New reports assess practice and leadership in Scotland’s Integrated Children’s Services
Social Work Scotland has published new reports on how Scotland’s Integrated Children’s Services might improve outcomes for children, young people and their families.
Using research carried out by Children in Scotland and CELCIS, the reports aim to inform and stimulate debate about health and social care integration, and public-sector reorganisation more widely.
The research, which consisted of a policy and literature review, qualitative interviews with practitioners and local and national case studies, assesses common structural challenges, the benefits of new integration structures, and relationships between practitioners, practice leaders and local political leaders.

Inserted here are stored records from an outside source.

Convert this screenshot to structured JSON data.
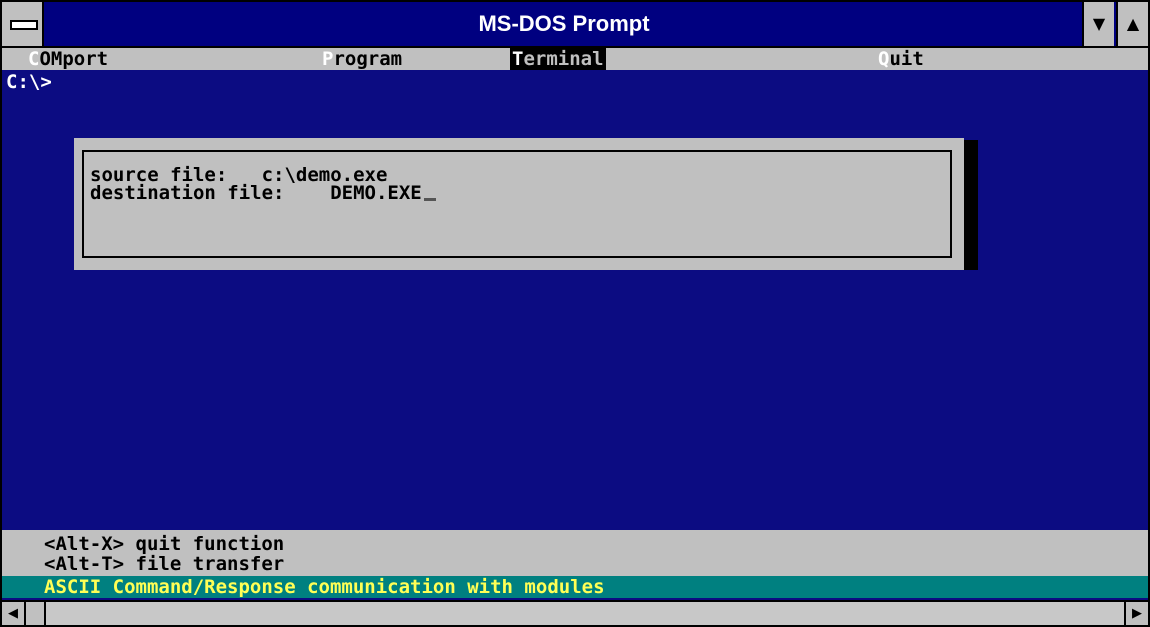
{
  "window": {
    "title": "MS-DOS Prompt",
    "system_menu_icon": "system-menu-icon",
    "minimize_icon": "minimize-icon",
    "maximize_icon": "maximize-icon"
  },
  "menubar": {
    "items": [
      {
        "hot": "C",
        "rest": "OMport",
        "active": false
      },
      {
        "hot": "P",
        "rest": "rogram",
        "active": false
      },
      {
        "hot": "T",
        "rest": "erminal",
        "active": true
      },
      {
        "hot": "Q",
        "rest": "uit",
        "active": false
      }
    ]
  },
  "console": {
    "prompt": "C:\\>"
  },
  "dialog": {
    "source_label": "source file:",
    "source_value": "c:\\demo.exe",
    "dest_label": "destination file:",
    "dest_value": "DEMO.EXE"
  },
  "help": {
    "line1": "<Alt-X> quit function",
    "line2": "<Alt-T> file transfer"
  },
  "status": {
    "text": "ASCII Command/Response communication with modules"
  },
  "scrollbar": {
    "left_icon": "scroll-left-icon",
    "right_icon": "scroll-right-icon"
  },
  "colors": {
    "console_bg": "#0c0c82",
    "menu_bg": "#c0c0c0",
    "status_bg": "#008080",
    "status_fg": "#ffff55"
  }
}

Both reports provide an update on the findings of an extensive study, published in 2014-15, which looked at the potential impact of the Public Services (Joint Working) (Scotland) Act 2014, the legislation through which health and social care integration has been established in Scotland.
Children in Scotland’s Jackie Brock, co-author of the report said:
“I am delighted to be building on important work to assess integrated children’s services in Scotland. We are fortunate in Scotland to have achieved a shared vision that integrated children’s services should be defined, assessed and evaluated from the perspective and experience of children and families.
“Our proposals for assessing progress highlight what we have found to be the critical factors required for strengthening leadership, strategic planning and accountability arrangements for integrated children’s services, and we hope that they will inform constructive debate and action.”
Download the reports here: